A circular economy is about more than recycling. It is an economic system in which we maintain the complexity and functionality of a product for as long as possible, instead of breaking a product down to its base materials, incinerating it or dumping it as waste, once it has been used. A circular economy is based on closed material loops, which means that as little material as possible leaves the loop through incineration or landfill and only a minimal amount of new raw materials needs to be added.

Program manager Sustainable Materials
+32 14 33 59 72

Why is a circular economy important?

  • Raw materials are becoming scarcer and our natural resources are being depleted.
  • Demand is increasing for raw materials that are not available in our region, making us dependent on other countries.
  • It offers new opportunities to businesses.
  • It helps to improve Europe's competitive position in the world.
  • It has a positive impact on climate and environment.

How do we achieve the circular economy?

The transition to a circular economy requires a system change in which governments, manufacturers, consumers, and financial institutions each play an important role. In addition, technologies help us to achieve the circular objectives.

A system change

In a systemic change, every layer of society is involved. The government must create the conditions in which a circular economy can develop. Companies need to rethink their product design and the way in which they offer their products, while financial institutions need to take account of the new risks and investment needs of companies. Consumers need to embrace a new form of product use: not everything needs to be owned, products can also be used and returned. In order to make good choices and bring the transition up to speed, it is also important that all these stakeholders and knowledge institutions work together closely.


The following digital technologies can be used to boost the circular economy:

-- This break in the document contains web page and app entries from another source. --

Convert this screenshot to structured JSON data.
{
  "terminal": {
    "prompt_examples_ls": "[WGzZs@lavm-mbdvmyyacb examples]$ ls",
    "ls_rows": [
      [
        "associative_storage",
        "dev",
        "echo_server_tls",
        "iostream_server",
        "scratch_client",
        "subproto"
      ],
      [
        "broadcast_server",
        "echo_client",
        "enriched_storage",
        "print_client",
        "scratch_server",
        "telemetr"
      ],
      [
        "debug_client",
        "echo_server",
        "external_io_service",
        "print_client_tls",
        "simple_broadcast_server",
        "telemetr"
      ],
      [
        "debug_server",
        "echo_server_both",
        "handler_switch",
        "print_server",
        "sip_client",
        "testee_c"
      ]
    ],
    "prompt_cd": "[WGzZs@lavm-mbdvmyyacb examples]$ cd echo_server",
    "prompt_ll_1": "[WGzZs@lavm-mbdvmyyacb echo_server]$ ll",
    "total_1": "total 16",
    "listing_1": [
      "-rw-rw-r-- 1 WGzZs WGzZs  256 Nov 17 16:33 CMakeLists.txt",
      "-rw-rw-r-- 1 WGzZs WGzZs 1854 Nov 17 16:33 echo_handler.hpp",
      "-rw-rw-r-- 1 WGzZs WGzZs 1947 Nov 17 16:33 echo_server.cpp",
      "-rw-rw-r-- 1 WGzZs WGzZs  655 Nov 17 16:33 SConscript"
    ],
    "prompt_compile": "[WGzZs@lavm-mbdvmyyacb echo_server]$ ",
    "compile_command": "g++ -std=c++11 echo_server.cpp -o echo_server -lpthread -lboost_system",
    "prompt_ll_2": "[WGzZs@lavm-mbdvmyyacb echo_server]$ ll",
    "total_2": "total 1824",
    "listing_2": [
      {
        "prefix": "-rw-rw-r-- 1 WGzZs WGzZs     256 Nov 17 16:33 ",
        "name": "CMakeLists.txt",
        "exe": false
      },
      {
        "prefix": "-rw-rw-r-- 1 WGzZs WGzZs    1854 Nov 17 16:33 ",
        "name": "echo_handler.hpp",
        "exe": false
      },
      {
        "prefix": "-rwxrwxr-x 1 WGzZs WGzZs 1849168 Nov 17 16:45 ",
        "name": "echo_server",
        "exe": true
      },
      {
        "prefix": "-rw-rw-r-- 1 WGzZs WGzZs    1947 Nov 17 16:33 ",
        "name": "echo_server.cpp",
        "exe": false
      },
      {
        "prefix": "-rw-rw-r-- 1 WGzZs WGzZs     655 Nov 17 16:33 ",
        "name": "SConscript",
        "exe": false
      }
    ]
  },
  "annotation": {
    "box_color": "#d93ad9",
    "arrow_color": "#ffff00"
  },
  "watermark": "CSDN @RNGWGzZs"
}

  • Sensors and technologies to improve and automate the collection and sorting of waste and material streams.
  • Virtual production processes that allow us to deliver a first real-world product straight away that meets the requirements, without a material-consuming pre-production phase.
  • Technologies such as 3D printing that facilitate circular design and modular construction, which is necessary for easy disassembly and repair.
  • Digital applications that allow us to share products, such as sharing platforms.
  • Blockchain technology that allows us to share information about the life-cycle and value chain of products.